In Lebanon, some 51,000 Palestine refugees from Syria were counted at the end of November 2013. Over half of these refugees are sheltering in the 12 already over crowded Palestine refugee camps in the country. The rest find shelter where they can, in apartments for rent, garages or under a staircase. The hardship of the Palestine refugees from Syria is compounded by the existing legal and social vulnerabilities of other Palestine refugees in the country. Following three years of persistent conflict and deteriorating economic conditions in Syria, their resilience is severely challenged.
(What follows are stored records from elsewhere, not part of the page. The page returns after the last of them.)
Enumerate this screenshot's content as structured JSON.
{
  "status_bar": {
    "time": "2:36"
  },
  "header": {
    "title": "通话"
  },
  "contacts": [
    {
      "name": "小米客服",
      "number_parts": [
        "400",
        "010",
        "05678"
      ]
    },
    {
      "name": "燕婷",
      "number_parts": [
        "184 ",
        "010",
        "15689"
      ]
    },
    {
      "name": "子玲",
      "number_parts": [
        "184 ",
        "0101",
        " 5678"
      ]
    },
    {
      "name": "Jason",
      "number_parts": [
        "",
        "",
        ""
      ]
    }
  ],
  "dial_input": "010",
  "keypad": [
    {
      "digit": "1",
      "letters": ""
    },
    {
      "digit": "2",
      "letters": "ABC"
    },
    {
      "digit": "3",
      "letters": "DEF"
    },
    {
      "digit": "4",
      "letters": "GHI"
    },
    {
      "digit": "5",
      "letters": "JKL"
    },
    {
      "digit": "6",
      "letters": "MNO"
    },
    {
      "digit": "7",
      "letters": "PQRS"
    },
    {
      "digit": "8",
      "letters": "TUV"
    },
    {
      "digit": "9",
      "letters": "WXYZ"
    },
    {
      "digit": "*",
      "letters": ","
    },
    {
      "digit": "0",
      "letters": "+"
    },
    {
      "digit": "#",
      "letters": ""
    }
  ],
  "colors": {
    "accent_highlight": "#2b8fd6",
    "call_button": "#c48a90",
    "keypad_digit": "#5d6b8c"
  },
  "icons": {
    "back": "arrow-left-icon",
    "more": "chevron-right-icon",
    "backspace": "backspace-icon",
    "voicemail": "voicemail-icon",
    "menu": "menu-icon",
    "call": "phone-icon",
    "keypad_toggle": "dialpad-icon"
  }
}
Nearly three years of conflict have devastated Syria, taking thousands of lives and crippling the country's systems. Palestine refugees have not been spared, and as they face the third winter of violence, displacement and hardship, the outlook seems terribly bleak. More than half of the over 500,000 Palestine refugees in Syria have had to leave their homes, entering what is for many a second exile. Around 270,000 remain within Syria itself, the majority in Damascus, but there are more than 50,000 in Lebanon and over 10,000 in Jordan.
Wherever they have sought safety - in collective shelters in Syria, in the overcrowded Palestine refugee camps in Lebanon, in urban areas in Jordan - Palestine refugees remain vulnerable. In many cases, they enter a precarious legal limbo and incredibly difficult living conditions that winter, bringing with it cold and snow and wind, will only make worse.
Across the region, Palestine refugees are vulnerable to the stress of conflict, displacement and emergencies. The challenges of daily life only increase as winter sets in.
The West Bank is no exception, so we're beginning our wrap-up of this challenging year with a photo essay documenting some the difficulties facing Palestine refugees who live in a Bedouin community on the eastern periphery of Jerusalem.